#### Prompt
Your answer should be every line with the word "Recorder", copied from the data below.

Data for this task START

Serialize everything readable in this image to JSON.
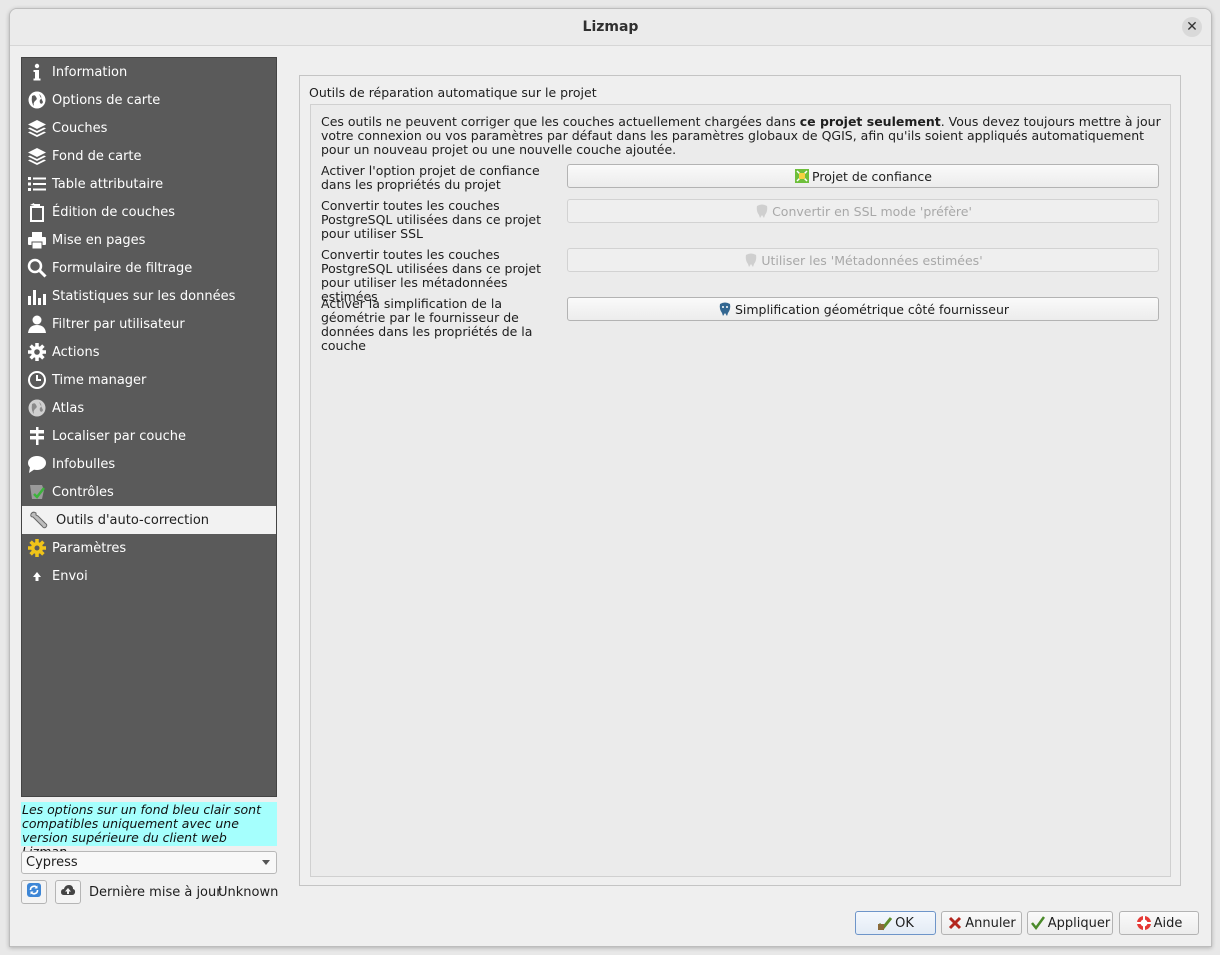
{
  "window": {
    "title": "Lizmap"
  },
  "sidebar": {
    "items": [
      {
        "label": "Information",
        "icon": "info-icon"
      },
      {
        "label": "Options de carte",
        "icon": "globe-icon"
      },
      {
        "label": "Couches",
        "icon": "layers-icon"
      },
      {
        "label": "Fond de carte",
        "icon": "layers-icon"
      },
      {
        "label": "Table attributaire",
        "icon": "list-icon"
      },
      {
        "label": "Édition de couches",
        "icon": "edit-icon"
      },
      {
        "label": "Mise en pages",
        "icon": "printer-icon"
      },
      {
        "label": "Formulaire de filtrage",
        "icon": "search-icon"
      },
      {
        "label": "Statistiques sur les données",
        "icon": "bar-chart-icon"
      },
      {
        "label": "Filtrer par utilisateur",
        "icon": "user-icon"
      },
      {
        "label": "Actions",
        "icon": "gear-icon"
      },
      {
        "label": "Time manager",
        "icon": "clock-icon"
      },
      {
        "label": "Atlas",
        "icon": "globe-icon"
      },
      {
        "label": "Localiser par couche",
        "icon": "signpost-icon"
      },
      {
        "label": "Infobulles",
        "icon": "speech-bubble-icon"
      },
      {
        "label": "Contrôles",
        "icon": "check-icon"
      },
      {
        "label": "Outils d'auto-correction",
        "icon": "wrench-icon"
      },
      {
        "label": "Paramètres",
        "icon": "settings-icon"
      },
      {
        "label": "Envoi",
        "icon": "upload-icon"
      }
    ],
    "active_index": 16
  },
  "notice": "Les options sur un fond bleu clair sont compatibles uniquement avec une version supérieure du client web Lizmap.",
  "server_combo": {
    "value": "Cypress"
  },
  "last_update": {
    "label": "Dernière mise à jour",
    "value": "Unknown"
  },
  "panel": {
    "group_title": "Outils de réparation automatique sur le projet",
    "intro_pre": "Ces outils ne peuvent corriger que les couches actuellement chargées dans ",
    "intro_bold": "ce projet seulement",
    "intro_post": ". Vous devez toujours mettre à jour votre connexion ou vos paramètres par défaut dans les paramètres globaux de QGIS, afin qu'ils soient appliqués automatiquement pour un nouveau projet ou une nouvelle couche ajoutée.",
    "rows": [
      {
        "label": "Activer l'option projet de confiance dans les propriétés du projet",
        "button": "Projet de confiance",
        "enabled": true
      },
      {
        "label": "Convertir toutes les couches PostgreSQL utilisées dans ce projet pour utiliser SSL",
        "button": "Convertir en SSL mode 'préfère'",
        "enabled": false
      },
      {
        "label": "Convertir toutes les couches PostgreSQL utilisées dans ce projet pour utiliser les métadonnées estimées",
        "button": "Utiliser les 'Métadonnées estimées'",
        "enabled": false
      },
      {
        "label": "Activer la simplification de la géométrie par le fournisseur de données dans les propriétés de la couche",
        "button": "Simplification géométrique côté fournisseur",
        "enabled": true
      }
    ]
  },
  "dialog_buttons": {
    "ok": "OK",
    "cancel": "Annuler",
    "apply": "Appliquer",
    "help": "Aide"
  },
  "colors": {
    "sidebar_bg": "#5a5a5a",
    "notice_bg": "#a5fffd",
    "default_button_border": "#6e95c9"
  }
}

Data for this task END
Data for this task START

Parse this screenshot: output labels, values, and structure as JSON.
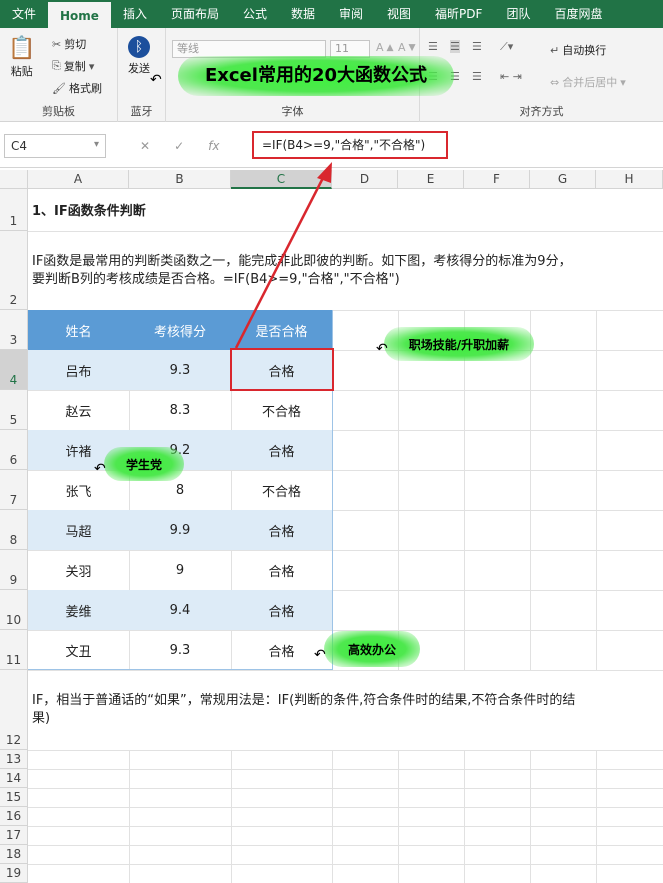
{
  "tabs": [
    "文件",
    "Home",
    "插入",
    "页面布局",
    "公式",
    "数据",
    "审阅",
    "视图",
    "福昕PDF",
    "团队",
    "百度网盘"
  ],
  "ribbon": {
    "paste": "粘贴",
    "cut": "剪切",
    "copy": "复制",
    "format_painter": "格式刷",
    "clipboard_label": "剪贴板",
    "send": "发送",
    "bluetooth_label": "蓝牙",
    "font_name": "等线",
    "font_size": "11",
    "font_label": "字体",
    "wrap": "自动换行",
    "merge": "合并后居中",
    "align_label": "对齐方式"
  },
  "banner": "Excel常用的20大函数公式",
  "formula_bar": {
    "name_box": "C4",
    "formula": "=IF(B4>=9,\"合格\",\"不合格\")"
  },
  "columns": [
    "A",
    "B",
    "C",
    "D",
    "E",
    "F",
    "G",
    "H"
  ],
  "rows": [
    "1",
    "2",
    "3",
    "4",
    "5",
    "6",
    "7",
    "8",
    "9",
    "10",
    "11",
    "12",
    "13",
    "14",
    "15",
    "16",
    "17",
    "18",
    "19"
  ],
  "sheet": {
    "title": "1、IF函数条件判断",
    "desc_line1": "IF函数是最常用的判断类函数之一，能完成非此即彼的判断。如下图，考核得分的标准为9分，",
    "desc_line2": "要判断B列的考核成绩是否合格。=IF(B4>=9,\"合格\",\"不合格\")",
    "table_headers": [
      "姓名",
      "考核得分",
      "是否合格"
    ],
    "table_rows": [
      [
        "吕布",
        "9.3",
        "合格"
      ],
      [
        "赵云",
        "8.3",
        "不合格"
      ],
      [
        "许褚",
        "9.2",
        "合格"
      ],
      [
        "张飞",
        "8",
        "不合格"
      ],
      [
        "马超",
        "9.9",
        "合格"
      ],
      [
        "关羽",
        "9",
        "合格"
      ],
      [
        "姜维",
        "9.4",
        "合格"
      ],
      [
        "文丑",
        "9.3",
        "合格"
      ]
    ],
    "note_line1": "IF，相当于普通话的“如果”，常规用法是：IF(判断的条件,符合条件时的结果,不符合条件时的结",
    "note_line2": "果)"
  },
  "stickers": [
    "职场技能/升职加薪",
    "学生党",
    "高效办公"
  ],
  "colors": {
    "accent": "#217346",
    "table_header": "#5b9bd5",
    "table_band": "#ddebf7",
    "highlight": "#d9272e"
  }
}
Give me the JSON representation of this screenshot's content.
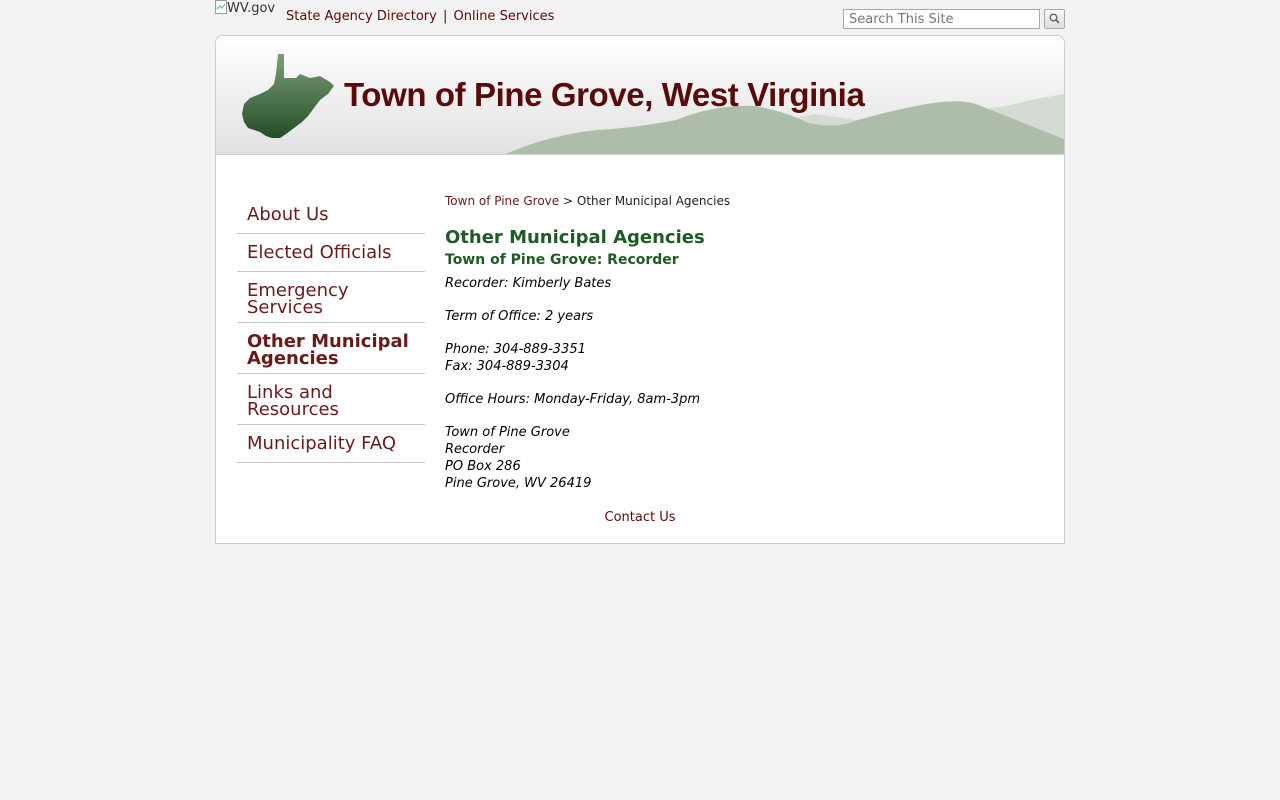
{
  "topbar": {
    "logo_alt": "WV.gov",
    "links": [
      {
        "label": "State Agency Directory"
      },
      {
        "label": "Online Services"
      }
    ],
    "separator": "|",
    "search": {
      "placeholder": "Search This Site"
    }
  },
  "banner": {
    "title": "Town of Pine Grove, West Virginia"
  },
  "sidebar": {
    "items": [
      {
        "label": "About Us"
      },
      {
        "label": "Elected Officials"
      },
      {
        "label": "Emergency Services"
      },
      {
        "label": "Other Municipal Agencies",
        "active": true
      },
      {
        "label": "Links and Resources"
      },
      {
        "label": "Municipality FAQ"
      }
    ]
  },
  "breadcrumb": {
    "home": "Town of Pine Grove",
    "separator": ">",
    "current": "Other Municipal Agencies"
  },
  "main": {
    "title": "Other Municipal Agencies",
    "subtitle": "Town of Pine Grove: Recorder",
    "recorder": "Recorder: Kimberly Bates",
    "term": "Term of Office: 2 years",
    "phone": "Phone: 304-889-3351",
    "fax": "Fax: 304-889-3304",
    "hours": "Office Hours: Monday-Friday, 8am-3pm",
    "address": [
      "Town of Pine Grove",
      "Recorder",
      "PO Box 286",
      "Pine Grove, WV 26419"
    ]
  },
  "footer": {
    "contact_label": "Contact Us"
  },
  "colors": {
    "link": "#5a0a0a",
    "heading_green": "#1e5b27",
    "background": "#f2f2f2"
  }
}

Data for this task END

#### Response area
    "subtitle": "Town of Pine Grove: Recorder",
    "recorder": "Recorder: Kimberly Bates",
      "Recorder",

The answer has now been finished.